Every player in an NFL training camp has his own storyline.
There are the superstars getting back in shape at an elite level, veterans trying to hang on for one more season, draft picks trying to verify the team’s faith in them and undrafted free agents trying to do anything to catch a coach’s eye.
The Rams don’t have a quarterback controversy (for sure) entering training camp July 23. They are defending Super Bowl champs. The biggest goal of training camp for them is staying healthy. Superstars Matthew Stafford, Aaron Donald and Cooper Kupp probably won’t play a snap in pre-season.
But they do have some players with intriguing storylines entering camp. These are the best.
Allen Robinson II
Blake Bortles, Chad Henne, Mitch Trubisky, Nick Foles, Justin Fields and Andy Dalton.
Those have been the six quarterbacks who have thrown passes to Robinson II in his eight-year career split with Jacksonville and Chicago.
Robinson has pieced together three 1,000 yard-seasons, but last year a hamstring injury messed him up and he caught a career-low 38 passes for 410 yards with the Bears.
The Rams need a second or third wide receiver (depending on where you put Van Jefferson). Did they find gold with Robinson II here, or has his NFL timing forever been ruined by bad quarterback play?
A punter controversy? Maybe. Special teams can’t outright win you games in the NFL, but you sure can lose a game because of them.
Dixon was a curious signing from the start. The Rams moved on from Johnny Hekker after 10 years, which is a long time for a punter. He was coming off a year where he averaged 44.2 yards a kick.
Dixon was in Kicker Heaven in Denver (thin air) for a few years, then went to the Giants. His average has declined the last two years and in his six-year career, he’s had five kicks blocked (red flag).
Hekker only had three in his years with the Rams. Is this a spot where the Rams went cheap and will eventually pay the price? Or will rookie Cameron Dicker beat out Dixon for the job?

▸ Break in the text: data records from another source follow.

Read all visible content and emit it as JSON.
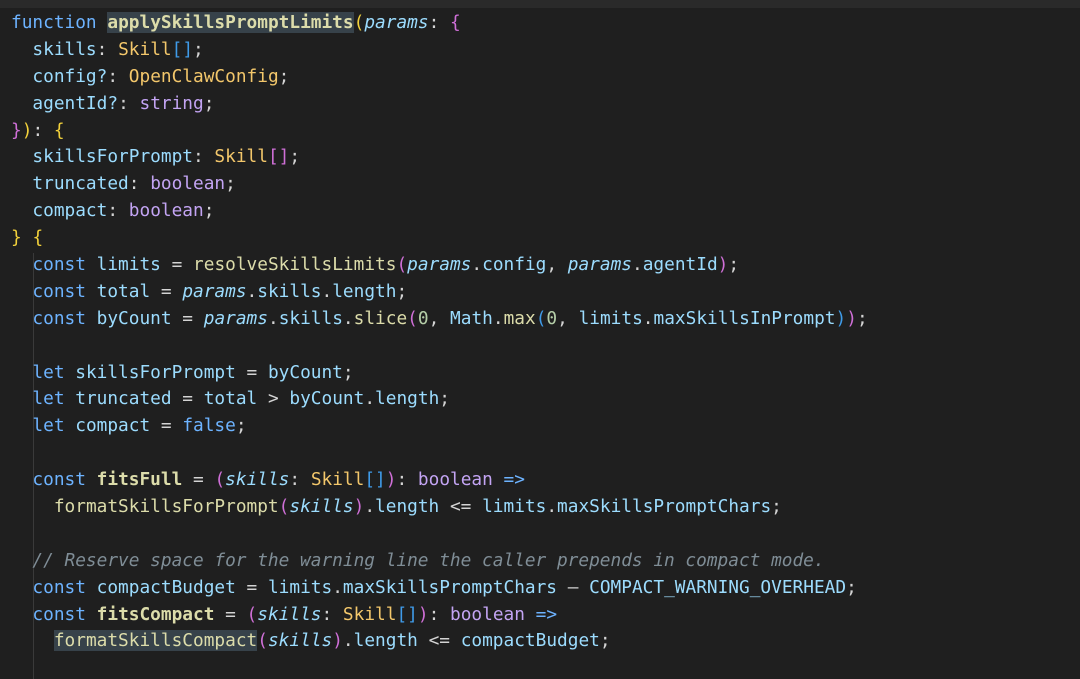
{
  "theme": {
    "background": "#1f1f1f",
    "keyword": "#6db3ff",
    "function": "#dcdcaa",
    "variable": "#9cdcfe",
    "type": "#f3c76b",
    "comment": "#7f8d96"
  },
  "lines": [
    [
      {
        "t": "function",
        "c": "kw2"
      },
      {
        "t": " ",
        "c": "pu"
      },
      {
        "t": "applySkillsPromptLimits",
        "c": "fnb hl"
      },
      {
        "t": "(",
        "c": "br1"
      },
      {
        "t": "params",
        "c": "param"
      },
      {
        "t": ": ",
        "c": "pu"
      },
      {
        "t": "{",
        "c": "br2"
      }
    ],
    [
      {
        "t": "  skills",
        "c": "var"
      },
      {
        "t": ": ",
        "c": "pu"
      },
      {
        "t": "Skill",
        "c": "type"
      },
      {
        "t": "[]",
        "c": "br3"
      },
      {
        "t": ";",
        "c": "pu"
      }
    ],
    [
      {
        "t": "  config?",
        "c": "var"
      },
      {
        "t": ": ",
        "c": "pu"
      },
      {
        "t": "OpenClawConfig",
        "c": "type"
      },
      {
        "t": ";",
        "c": "pu"
      }
    ],
    [
      {
        "t": "  agentId?",
        "c": "var"
      },
      {
        "t": ": ",
        "c": "pu"
      },
      {
        "t": "string",
        "c": "ty2"
      },
      {
        "t": ";",
        "c": "pu"
      }
    ],
    [
      {
        "t": "}",
        "c": "br2"
      },
      {
        "t": ")",
        "c": "br1"
      },
      {
        "t": ": ",
        "c": "pu"
      },
      {
        "t": "{",
        "c": "br1"
      }
    ],
    [
      {
        "t": "  skillsForPrompt",
        "c": "var"
      },
      {
        "t": ": ",
        "c": "pu"
      },
      {
        "t": "Skill",
        "c": "type"
      },
      {
        "t": "[]",
        "c": "br2"
      },
      {
        "t": ";",
        "c": "pu"
      }
    ],
    [
      {
        "t": "  truncated",
        "c": "var"
      },
      {
        "t": ": ",
        "c": "pu"
      },
      {
        "t": "boolean",
        "c": "ty2"
      },
      {
        "t": ";",
        "c": "pu"
      }
    ],
    [
      {
        "t": "  compact",
        "c": "var"
      },
      {
        "t": ": ",
        "c": "pu"
      },
      {
        "t": "boolean",
        "c": "ty2"
      },
      {
        "t": ";",
        "c": "pu"
      }
    ],
    [
      {
        "t": "}",
        "c": "br1"
      },
      {
        "t": " ",
        "c": "pu"
      },
      {
        "t": "{",
        "c": "br1"
      }
    ],
    [
      {
        "t": "  const",
        "c": "kw2"
      },
      {
        "t": " limits ",
        "c": "var"
      },
      {
        "t": "=",
        "c": "pu"
      },
      {
        "t": " ",
        "c": "pu"
      },
      {
        "t": "resolveSkillsLimits",
        "c": "fn"
      },
      {
        "t": "(",
        "c": "br2"
      },
      {
        "t": "params",
        "c": "param"
      },
      {
        "t": ".",
        "c": "pu"
      },
      {
        "t": "config",
        "c": "var"
      },
      {
        "t": ", ",
        "c": "pu"
      },
      {
        "t": "params",
        "c": "param"
      },
      {
        "t": ".",
        "c": "pu"
      },
      {
        "t": "agentId",
        "c": "var"
      },
      {
        "t": ")",
        "c": "br2"
      },
      {
        "t": ";",
        "c": "pu"
      }
    ],
    [
      {
        "t": "  const",
        "c": "kw2"
      },
      {
        "t": " total ",
        "c": "var"
      },
      {
        "t": "=",
        "c": "pu"
      },
      {
        "t": " ",
        "c": "pu"
      },
      {
        "t": "params",
        "c": "param"
      },
      {
        "t": ".",
        "c": "pu"
      },
      {
        "t": "skills",
        "c": "var"
      },
      {
        "t": ".",
        "c": "pu"
      },
      {
        "t": "length",
        "c": "var"
      },
      {
        "t": ";",
        "c": "pu"
      }
    ],
    [
      {
        "t": "  const",
        "c": "kw2"
      },
      {
        "t": " byCount ",
        "c": "var"
      },
      {
        "t": "=",
        "c": "pu"
      },
      {
        "t": " ",
        "c": "pu"
      },
      {
        "t": "params",
        "c": "param"
      },
      {
        "t": ".",
        "c": "pu"
      },
      {
        "t": "skills",
        "c": "var"
      },
      {
        "t": ".",
        "c": "pu"
      },
      {
        "t": "slice",
        "c": "fn"
      },
      {
        "t": "(",
        "c": "br2"
      },
      {
        "t": "0",
        "c": "num"
      },
      {
        "t": ", ",
        "c": "pu"
      },
      {
        "t": "Math",
        "c": "var"
      },
      {
        "t": ".",
        "c": "pu"
      },
      {
        "t": "max",
        "c": "fn"
      },
      {
        "t": "(",
        "c": "br3"
      },
      {
        "t": "0",
        "c": "num"
      },
      {
        "t": ", ",
        "c": "pu"
      },
      {
        "t": "limits",
        "c": "var"
      },
      {
        "t": ".",
        "c": "pu"
      },
      {
        "t": "maxSkillsInPrompt",
        "c": "var"
      },
      {
        "t": ")",
        "c": "br3"
      },
      {
        "t": ")",
        "c": "br2"
      },
      {
        "t": ";",
        "c": "pu"
      }
    ],
    [],
    [
      {
        "t": "  let",
        "c": "kw2"
      },
      {
        "t": " skillsForPrompt ",
        "c": "var"
      },
      {
        "t": "=",
        "c": "pu"
      },
      {
        "t": " byCount",
        "c": "var"
      },
      {
        "t": ";",
        "c": "pu"
      }
    ],
    [
      {
        "t": "  let",
        "c": "kw2"
      },
      {
        "t": " truncated ",
        "c": "var"
      },
      {
        "t": "=",
        "c": "pu"
      },
      {
        "t": " total ",
        "c": "var"
      },
      {
        "t": ">",
        "c": "pu"
      },
      {
        "t": " byCount",
        "c": "var"
      },
      {
        "t": ".",
        "c": "pu"
      },
      {
        "t": "length",
        "c": "var"
      },
      {
        "t": ";",
        "c": "pu"
      }
    ],
    [
      {
        "t": "  let",
        "c": "kw2"
      },
      {
        "t": " compact ",
        "c": "var"
      },
      {
        "t": "=",
        "c": "pu"
      },
      {
        "t": " false",
        "c": "bool"
      },
      {
        "t": ";",
        "c": "pu"
      }
    ],
    [],
    [
      {
        "t": "  const",
        "c": "kw2"
      },
      {
        "t": " ",
        "c": "pu"
      },
      {
        "t": "fitsFull",
        "c": "fnb"
      },
      {
        "t": " = ",
        "c": "pu"
      },
      {
        "t": "(",
        "c": "br2"
      },
      {
        "t": "skills",
        "c": "param"
      },
      {
        "t": ": ",
        "c": "pu"
      },
      {
        "t": "Skill",
        "c": "type"
      },
      {
        "t": "[]",
        "c": "br3"
      },
      {
        "t": ")",
        "c": "br2"
      },
      {
        "t": ": ",
        "c": "pu"
      },
      {
        "t": "boolean",
        "c": "ty2"
      },
      {
        "t": " =>",
        "c": "kw2"
      }
    ],
    [
      {
        "t": "    ",
        "c": "pu"
      },
      {
        "t": "formatSkillsForPrompt",
        "c": "fn"
      },
      {
        "t": "(",
        "c": "br2"
      },
      {
        "t": "skills",
        "c": "param"
      },
      {
        "t": ")",
        "c": "br2"
      },
      {
        "t": ".",
        "c": "pu"
      },
      {
        "t": "length",
        "c": "var"
      },
      {
        "t": " <= ",
        "c": "pu"
      },
      {
        "t": "limits",
        "c": "var"
      },
      {
        "t": ".",
        "c": "pu"
      },
      {
        "t": "maxSkillsPromptChars",
        "c": "var"
      },
      {
        "t": ";",
        "c": "pu"
      }
    ],
    [],
    [
      {
        "t": "  // Reserve space for the warning line the caller prepends in compact mode.",
        "c": "cmt"
      }
    ],
    [
      {
        "t": "  const",
        "c": "kw2"
      },
      {
        "t": " compactBudget ",
        "c": "var"
      },
      {
        "t": "=",
        "c": "pu"
      },
      {
        "t": " limits",
        "c": "var"
      },
      {
        "t": ".",
        "c": "pu"
      },
      {
        "t": "maxSkillsPromptChars",
        "c": "var"
      },
      {
        "t": " – ",
        "c": "pu"
      },
      {
        "t": "COMPACT_WARNING_OVERHEAD",
        "c": "var"
      },
      {
        "t": ";",
        "c": "pu"
      }
    ],
    [
      {
        "t": "  const",
        "c": "kw2"
      },
      {
        "t": " ",
        "c": "pu"
      },
      {
        "t": "fitsCompact",
        "c": "fnb"
      },
      {
        "t": " = ",
        "c": "pu"
      },
      {
        "t": "(",
        "c": "br2"
      },
      {
        "t": "skills",
        "c": "param"
      },
      {
        "t": ": ",
        "c": "pu"
      },
      {
        "t": "Skill",
        "c": "type"
      },
      {
        "t": "[]",
        "c": "br3"
      },
      {
        "t": ")",
        "c": "br2"
      },
      {
        "t": ": ",
        "c": "pu"
      },
      {
        "t": "boolean",
        "c": "ty2"
      },
      {
        "t": " =>",
        "c": "kw2"
      }
    ],
    [
      {
        "t": "    ",
        "c": "pu"
      },
      {
        "t": "formatSkillsCompact",
        "c": "fn hl"
      },
      {
        "t": "(",
        "c": "br2"
      },
      {
        "t": "skills",
        "c": "param"
      },
      {
        "t": ")",
        "c": "br2"
      },
      {
        "t": ".",
        "c": "pu"
      },
      {
        "t": "length",
        "c": "var"
      },
      {
        "t": " <= ",
        "c": "pu"
      },
      {
        "t": "compactBudget",
        "c": "var"
      },
      {
        "t": ";",
        "c": "pu"
      }
    ]
  ]
}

Darrell Henderson Jr.
You look at the Rams depth chart at running back and it’s like, someone is going to be the odd man out. Henderson Jr. ran for 688 yards last year and caught a career-high 29 passes, but he’s been injured at the end of all three seasons.
The Rams should have a fully-healthy Cam Akers and drafted Kyren Williams out of Notre Dame. Henderson Jr. is in the last year of his four-year contract. He needs a good camp. The numbers are against him.
Free agency works differently in the NFL than it does in Major League Baseball because in baseball, you can plug in an outfielder and his job stays basically the same: get hits, throw the ball to cut-off man, give media clichés in post-game press conference.
Football doesn’t work that way. Players who are stars on one team sign somewhere else, but the scheme and philosophy don’t sync up with what the player does well.
Wagner just turned 32 and is coming off a career season with 170 tackles. He’s a six-time All-Pro selection with Seattle. He’ll probably fit in like a dream with the Rams, but I expect some growing pains as he adjusts to what the Rams want.
The Rams showed their faith in Noteboom signing him to a three-year $40 million deal. He’s played all over the offensive line in his three years. Versatility is a good thing for an offensive lineman. But he’s only made 17 career starts and now may be taking over at left tackle for Andrew Whitworth, you know, protecting Stafford’s blindside.
Does he have the goods to do this? It’s a big jump from being a versatile offensive lineman to protecting the franchise.
The Rams second round pick in 2021 ran back a few kicks last season but other than that was nowhere to be seen in the offense.
There’s a spot here for him as the Rams fourth or fifth wide receiver. He showed good speed and hands in a record-setting career at Louisville but was a disappointment. Was last year an NFL redshirt year for him, or have the Rams seen what he can do in practice and think he’s just not an NFL wide receiver.
Players like this flame out in the NFL all the time and it’s never made public why.
Some guys like the happy smoke too much, some guys get fat, some just aren’t smart enough to handle an NFL playbook. It’s only year two, but this is Atwell’s make-or-break shot.